• **INSTRUCTIONS FOR THE TASK**:
The entries below must be returned exactly as they stand.

*** DATASET EXTRACT ***

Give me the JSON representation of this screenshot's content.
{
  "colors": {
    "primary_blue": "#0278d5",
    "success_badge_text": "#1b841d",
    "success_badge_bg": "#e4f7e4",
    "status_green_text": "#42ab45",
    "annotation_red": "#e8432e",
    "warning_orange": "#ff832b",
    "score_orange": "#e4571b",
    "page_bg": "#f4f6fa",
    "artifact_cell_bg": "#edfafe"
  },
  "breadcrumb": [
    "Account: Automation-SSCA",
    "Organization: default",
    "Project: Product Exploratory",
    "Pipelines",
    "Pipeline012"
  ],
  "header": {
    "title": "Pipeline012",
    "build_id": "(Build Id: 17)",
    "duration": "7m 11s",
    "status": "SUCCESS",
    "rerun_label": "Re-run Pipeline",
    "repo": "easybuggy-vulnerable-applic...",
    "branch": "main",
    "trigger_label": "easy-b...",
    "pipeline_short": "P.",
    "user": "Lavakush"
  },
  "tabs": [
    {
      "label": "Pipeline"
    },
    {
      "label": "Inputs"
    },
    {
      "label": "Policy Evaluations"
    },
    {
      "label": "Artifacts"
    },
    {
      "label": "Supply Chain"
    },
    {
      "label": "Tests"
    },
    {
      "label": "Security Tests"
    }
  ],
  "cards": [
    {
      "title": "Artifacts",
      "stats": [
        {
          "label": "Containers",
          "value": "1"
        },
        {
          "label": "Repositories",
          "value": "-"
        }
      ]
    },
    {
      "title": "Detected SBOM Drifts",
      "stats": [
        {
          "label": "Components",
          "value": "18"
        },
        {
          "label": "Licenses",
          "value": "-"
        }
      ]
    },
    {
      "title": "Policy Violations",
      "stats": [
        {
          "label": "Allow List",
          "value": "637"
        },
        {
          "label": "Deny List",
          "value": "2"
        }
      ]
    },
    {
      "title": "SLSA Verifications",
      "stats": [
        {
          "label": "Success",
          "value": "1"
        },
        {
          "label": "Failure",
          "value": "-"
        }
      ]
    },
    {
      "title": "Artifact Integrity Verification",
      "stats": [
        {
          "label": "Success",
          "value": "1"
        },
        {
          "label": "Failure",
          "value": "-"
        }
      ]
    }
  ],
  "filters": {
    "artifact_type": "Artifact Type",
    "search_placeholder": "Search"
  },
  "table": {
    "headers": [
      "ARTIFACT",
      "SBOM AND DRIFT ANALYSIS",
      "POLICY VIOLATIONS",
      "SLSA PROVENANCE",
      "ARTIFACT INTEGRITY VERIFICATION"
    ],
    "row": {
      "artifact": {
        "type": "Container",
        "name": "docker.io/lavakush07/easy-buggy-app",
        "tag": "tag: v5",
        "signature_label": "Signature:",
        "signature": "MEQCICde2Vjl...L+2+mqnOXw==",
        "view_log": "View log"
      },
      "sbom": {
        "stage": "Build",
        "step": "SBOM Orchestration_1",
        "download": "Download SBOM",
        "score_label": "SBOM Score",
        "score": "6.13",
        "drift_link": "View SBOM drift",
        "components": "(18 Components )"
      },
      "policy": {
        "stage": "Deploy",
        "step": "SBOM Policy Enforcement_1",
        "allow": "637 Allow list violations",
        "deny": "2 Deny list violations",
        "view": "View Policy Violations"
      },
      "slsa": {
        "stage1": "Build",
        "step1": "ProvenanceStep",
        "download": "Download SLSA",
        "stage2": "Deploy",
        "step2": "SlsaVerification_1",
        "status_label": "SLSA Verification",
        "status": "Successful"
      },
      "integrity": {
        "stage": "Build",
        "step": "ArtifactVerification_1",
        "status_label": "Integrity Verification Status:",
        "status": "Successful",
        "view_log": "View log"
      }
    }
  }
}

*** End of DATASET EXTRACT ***

• **RESPONSE TO THE TASK**:
Give me the JSON representation of this screenshot's content.
{
  "colors": {
    "primary_blue": "#0278d5",
    "success_badge_text": "#1b841d",
    "success_badge_bg": "#e4f7e4",
    "status_green_text": "#42ab45",
    "annotation_red": "#e8432e",
    "warning_orange": "#ff832b",
    "score_orange": "#e4571b",
    "page_bg": "#f4f6fa",
    "artifact_cell_bg": "#edfafe"
  },
  "breadcrumb": [
    "Account: Automation-SSCA",
    "Organization: default",
    "Project: Product Exploratory",
    "Pipelines",
    "Pipeline012"
  ],
  "header": {
    "title": "Pipeline012",
    "build_id": "(Build Id: 17)",
    "duration": "7m 11s",
    "status": "SUCCESS",
    "rerun_label": "Re-run Pipeline",
    "repo": "easybuggy-vulnerable-applic...",
    "branch": "main",
    "trigger_label": "easy-b...",
    "pipeline_short": "P.",
    "user": "Lavakush"
  },
  "tabs": [
    {
      "label": "Pipeline"
    },
    {
      "label": "Inputs"
    },
    {
      "label": "Policy Evaluations"
    },
    {
      "label": "Artifacts"
    },
    {
      "label": "Supply Chain"
    },
    {
      "label": "Tests"
    },
    {
      "label": "Security Tests"
    }
  ],
  "cards": [
    {
      "title": "Artifacts",
      "stats": [
        {
          "label": "Containers",
          "value": "1"
        },
        {
          "label": "Repositories",
          "value": "-"
        }
      ]
    },
    {
      "title": "Detected SBOM Drifts",
      "stats": [
        {
          "label": "Components",
          "value": "18"
        },
        {
          "label": "Licenses",
          "value": "-"
        }
      ]
    },
    {
      "title": "Policy Violations",
      "stats": [
        {
          "label": "Allow List",
          "value": "637"
        },
        {
          "label": "Deny List",
          "value": "2"
        }
      ]
    },
    {
      "title": "SLSA Verifications",
      "stats": [
        {
          "label": "Success",
          "value": "1"
        },
        {
          "label": "Failure",
          "value": "-"
        }
      ]
    },
    {
      "title": "Artifact Integrity Verification",
      "stats": [
        {
          "label": "Success",
          "value": "1"
        },
        {
          "label": "Failure",
          "value": "-"
        }
      ]
    }
  ],
  "filters": {
    "artifact_type": "Artifact Type",
    "search_placeholder": "Search"
  },
  "table": {
    "headers": [
      "ARTIFACT",
      "SBOM AND DRIFT ANALYSIS",
      "POLICY VIOLATIONS",
      "SLSA PROVENANCE",
      "ARTIFACT INTEGRITY VERIFICATION"
    ],
    "row": {
      "artifact": {
        "type": "Container",
        "name": "docker.io/lavakush07/easy-buggy-app",
        "tag": "tag: v5",
        "signature_label": "Signature:",
        "signature": "MEQCICde2Vjl...L+2+mqnOXw==",
        "view_log": "View log"
      },
      "sbom": {
        "stage": "Build",
        "step": "SBOM Orchestration_1",
        "download": "Download SBOM",
        "score_label": "SBOM Score",
        "score": "6.13",
        "drift_link": "View SBOM drift",
        "components": "(18 Components )"
      },
      "policy": {
        "stage": "Deploy",
        "step": "SBOM Policy Enforcement_1",
        "allow": "637 Allow list violations",
        "deny": "2 Deny list violations",
        "view": "View Policy Violations"
      },
      "slsa": {
        "stage1": "Build",
        "step1": "ProvenanceStep",
        "download": "Download SLSA",
        "stage2": "Deploy",
        "step2": "SlsaVerification_1",
        "status_label": "SLSA Verification",
        "status": "Successful"
      },
      "integrity": {
        "stage": "Build",
        "step": "ArtifactVerification_1",
        "status_label": "Integrity Verification Status:",
        "status": "Successful",
        "view_log": "View log"
      }
    }
  }
}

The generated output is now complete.